Apple has unveiled a lower-cost version of its popular smart watch and expanded health-tracking features, including a blood oxygen tracker and an altimeter.
The technology company announced the latest round of updates to the Apple Watch at a slimmed-down event on Tuesday, held online due to the coronavirus pandemic. CEO Tim Cook spoke from an empty auditorium in Apple’s Cupertino, California, headquarters.
The event made no mention of a new iPhone. The company normally rolls out its new iPhones at this time of year, but production problems caused by the pandemic have delayed the devices’ release until at least October, the Associated Press reported.
Apple Watch updates
The newest version of Apple’s popular watch, the Series 6, will be able to read a user’s blood oxygen level in 15 seconds using a combination of red and infrared light to analyze a wearer’s blood color. That feature could be timely given that COVID-19 frequently attacks the lungs. The company says it will partner with health researchers to zero in on the role of blood oxygen levels in coronavirus, executives said.
The new watch will also feature a built-in altimeter to measure users’ altitude, a new app that tracks users’ sleep, and be available in a range of colors.
The scaled-down Apple Watch model, called Apple Watch SE, will cost $279, notably less than the $399 asking price for the high-end Series 6. The cheaper watch follows on the heels of a budget iPhone the company released five months ago as the economy cratered and unemployment rates rose to a 90-year high.
Other features include a new family plan that allows parents to set up Apple Watches for their kids from a single iPhone. Family Setup lets parents assign phone numbers, track their child’s location and offers a number of parental controls, such as a “do not disturb” mode and the ability to choose with whom their child can communicate.
The Apple Watch SE, will sell for $279 and is available for purchase starting Friday.
Apple also announced a new fitness subscription service tailored for its watches for $10 per month, as well as a new option that will bundle its existing music, video, news and gaming services into a package that will cost $15 to $30 per month.
Tens of millions of people subscribe to Apple’s various services, helping the company double its revenue over the past four years within a division that continues to create new subscription products for the more than 1 billion existing iPhones, iPads, watches and other devices already in use.
Bundling services is “a smart strategic move to further monetize its golden installed base,” said Wedbush analyst Dan Ives, estimating the new offerings could increase Apple’s services revenue by 5% to 7% annually.
Apple’s services division includes the company’s App Store, which has been criticized for charging fees of up to 30% for developers to sell products there. Apple is in a legal dispute with Epic Games, the maker of the popular Fortnite game, over a feature allowing Fortnite players to circumvent the app store for virtual purchases.
Apple also announced updates to its iPad. Notable new features include a handwriting-recognition feature called Smart Selection that allows users to jot notes into any text field using the Apple Pencil accessory, and dual-speaker audio in landscape mode when the iPad is turned horizontally.
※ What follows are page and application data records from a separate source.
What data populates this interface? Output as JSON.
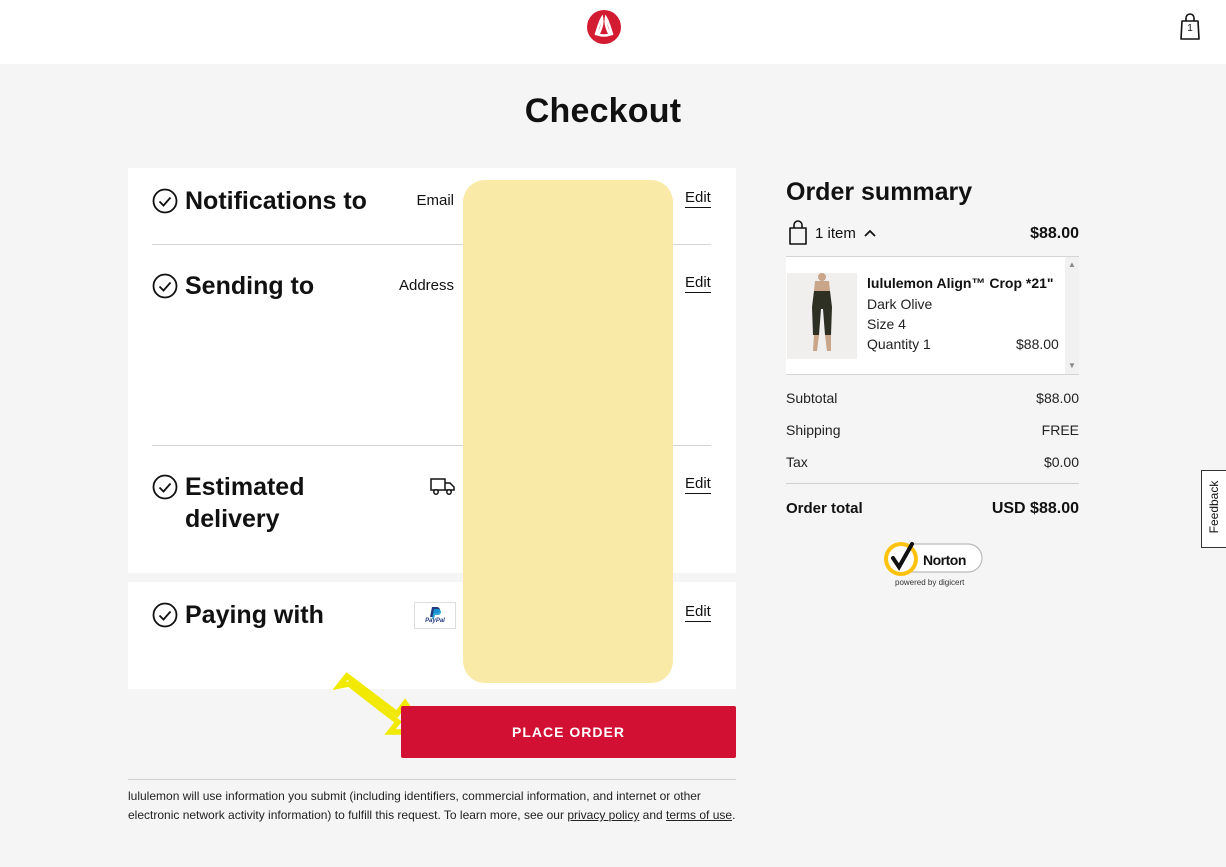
{
  "header": {
    "bag_count": "1"
  },
  "page_title": "Checkout",
  "sections": {
    "notifications": {
      "title": "Notifications to",
      "label": "Email",
      "edit": "Edit"
    },
    "sending": {
      "title": "Sending to",
      "label": "Address",
      "edit": "Edit"
    },
    "delivery": {
      "title_line1": "Estimated",
      "title_line2": "delivery",
      "edit": "Edit"
    },
    "paying": {
      "title": "Paying with",
      "edit": "Edit",
      "payment_brand": "PayPal"
    }
  },
  "place_order_label": "PLACE ORDER",
  "disclaimer": {
    "text_before": "lululemon will use information you submit (including identifiers, commercial information, and internet or other electronic network activity information) to fulfill this request. To learn more, see our ",
    "privacy_link": "privacy policy",
    "and": " and ",
    "terms_link": "terms of use",
    "end": "."
  },
  "order_summary": {
    "title": "Order summary",
    "items_label": "1 item",
    "items_total": "$88.00",
    "product": {
      "name": "lululemon Align™ Crop *21\"",
      "color": "Dark Olive",
      "size": "Size 4",
      "quantity": "Quantity 1",
      "price": "$88.00"
    },
    "subtotal_label": "Subtotal",
    "subtotal_value": "$88.00",
    "shipping_label": "Shipping",
    "shipping_value": "FREE",
    "tax_label": "Tax",
    "tax_value": "$0.00",
    "total_label": "Order total",
    "total_value": "USD $88.00"
  },
  "norton": {
    "name": "Norton",
    "powered_by": "powered by digicert"
  },
  "feedback_label": "Feedback",
  "colors": {
    "brand_red": "#d21033",
    "logo_red": "#d31c32",
    "highlight_yellow": "#f2e900",
    "redaction": "#faeaa7"
  }
}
The new iPad Air 4, also unveiled today, will have a slightly bigger screen since it’s losing its home button. Touch ID, which unlocks the device by recognizing a fingerprint, will be integrated into the iPad’s top button. It will also have a USB-C connection instead of a lightening port, something Apple’s laptops and iPad Pro already use, CNET reports.
The entry-level iPad model costs $329, while the iPad Air starts at $599.
The new iPad and Apple Watch will also include more recycled components. Apple already uses recycled aluminum in its products; the next generation of tech will also use recycled soldered tin and recycled rare earth elements.
Apple will also unroll its new operating system, iOS 14, on Wednesday. However, one widely anticipated feature — an anti-tracking system — will be missing. Apple delayed the anti-tracking features of the operating system soon after Facebook complained that the features would hamper its ability to serve targeted ads to people.
The Associated Press contributed to this report.